■ RECORDED DATA ■
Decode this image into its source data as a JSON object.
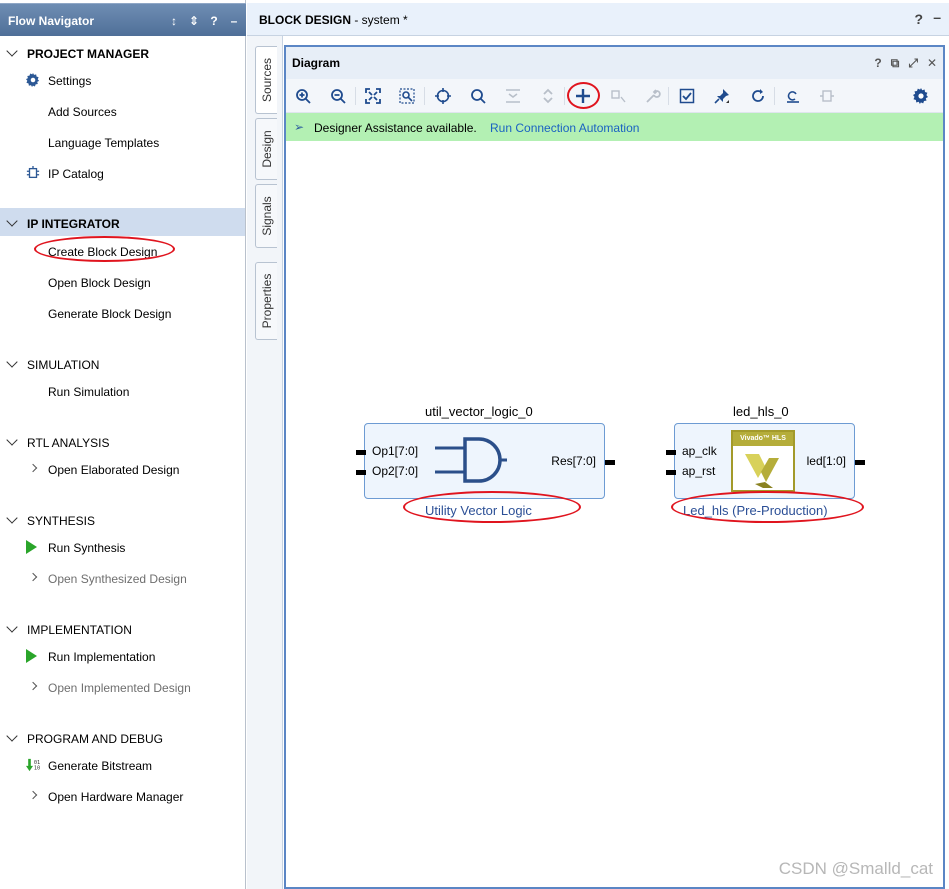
{
  "navigator": {
    "title": "Flow Navigator",
    "title_icons": [
      "↕",
      "⇕",
      "?",
      "–"
    ],
    "sections": [
      {
        "label": "PROJECT MANAGER",
        "items": [
          "Settings",
          "Add Sources",
          "Language Templates",
          "IP Catalog"
        ]
      },
      {
        "label": "IP INTEGRATOR",
        "items": [
          "Create Block Design",
          "Open Block Design",
          "Generate Block Design"
        ]
      },
      {
        "label": "SIMULATION",
        "items": [
          "Run Simulation"
        ]
      },
      {
        "label": "RTL ANALYSIS",
        "items": [
          "Open Elaborated Design"
        ]
      },
      {
        "label": "SYNTHESIS",
        "items": [
          "Run Synthesis",
          "Open Synthesized Design"
        ]
      },
      {
        "label": "IMPLEMENTATION",
        "items": [
          "Run Implementation",
          "Open Implemented Design"
        ]
      },
      {
        "label": "PROGRAM AND DEBUG",
        "items": [
          "Generate Bitstream",
          "Open Hardware Manager"
        ]
      }
    ]
  },
  "main": {
    "title_bold": "BLOCK DESIGN",
    "title_rest": " - system *",
    "help": "?",
    "vertical_tabs": [
      "Sources",
      "Design",
      "Signals",
      "Properties"
    ]
  },
  "diagram": {
    "title": "Diagram",
    "title_icons": [
      "?",
      "⧉",
      "⤢",
      "✕"
    ],
    "assist_text": "Designer Assistance available.",
    "assist_link": "Run Connection Automation",
    "blocks": [
      {
        "instance": "util_vector_logic_0",
        "inputs": [
          "Op1[7:0]",
          "Op2[7:0]"
        ],
        "output": "Res[7:0]",
        "subtitle": "Utility Vector Logic"
      },
      {
        "instance": "led_hls_0",
        "inputs": [
          "ap_clk",
          "ap_rst"
        ],
        "output": "led[1:0]",
        "logo_text": "Vivado™ HLS",
        "subtitle": "Led_hls (Pre-Production)"
      }
    ]
  },
  "watermark": "CSDN @Smalld_cat",
  "colors": {
    "nav_header": "#5b7ba6",
    "selected_section": "#cfdcee",
    "assist_bar": "#b3f0b3",
    "block_fill": "#eef5fd",
    "block_border": "#6d9bd3",
    "annotation_red": "#e0141e"
  }
}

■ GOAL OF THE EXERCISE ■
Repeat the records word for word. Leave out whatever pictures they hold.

■ RESULT OF THIS TASK ■
Decode this image into its source data as a JSON object.
{
  "navigator": {
    "title": "Flow Navigator",
    "title_icons": [
      "↕",
      "⇕",
      "?",
      "–"
    ],
    "sections": [
      {
        "label": "PROJECT MANAGER",
        "items": [
          "Settings",
          "Add Sources",
          "Language Templates",
          "IP Catalog"
        ]
      },
      {
        "label": "IP INTEGRATOR",
        "items": [
          "Create Block Design",
          "Open Block Design",
          "Generate Block Design"
        ]
      },
      {
        "label": "SIMULATION",
        "items": [
          "Run Simulation"
        ]
      },
      {
        "label": "RTL ANALYSIS",
        "items": [
          "Open Elaborated Design"
        ]
      },
      {
        "label": "SYNTHESIS",
        "items": [
          "Run Synthesis",
          "Open Synthesized Design"
        ]
      },
      {
        "label": "IMPLEMENTATION",
        "items": [
          "Run Implementation",
          "Open Implemented Design"
        ]
      },
      {
        "label": "PROGRAM AND DEBUG",
        "items": [
          "Generate Bitstream",
          "Open Hardware Manager"
        ]
      }
    ]
  },
  "main": {
    "title_bold": "BLOCK DESIGN",
    "title_rest": " - system *",
    "help": "?",
    "vertical_tabs": [
      "Sources",
      "Design",
      "Signals",
      "Properties"
    ]
  },
  "diagram": {
    "title": "Diagram",
    "title_icons": [
      "?",
      "⧉",
      "⤢",
      "✕"
    ],
    "assist_text": "Designer Assistance available.",
    "assist_link": "Run Connection Automation",
    "blocks": [
      {
        "instance": "util_vector_logic_0",
        "inputs": [
          "Op1[7:0]",
          "Op2[7:0]"
        ],
        "output": "Res[7:0]",
        "subtitle": "Utility Vector Logic"
      },
      {
        "instance": "led_hls_0",
        "inputs": [
          "ap_clk",
          "ap_rst"
        ],
        "output": "led[1:0]",
        "logo_text": "Vivado™ HLS",
        "subtitle": "Led_hls (Pre-Production)"
      }
    ]
  },
  "watermark": "CSDN @Smalld_cat",
  "colors": {
    "nav_header": "#5b7ba6",
    "selected_section": "#cfdcee",
    "assist_bar": "#b3f0b3",
    "block_fill": "#eef5fd",
    "block_border": "#6d9bd3",
    "annotation_red": "#e0141e"
  }
}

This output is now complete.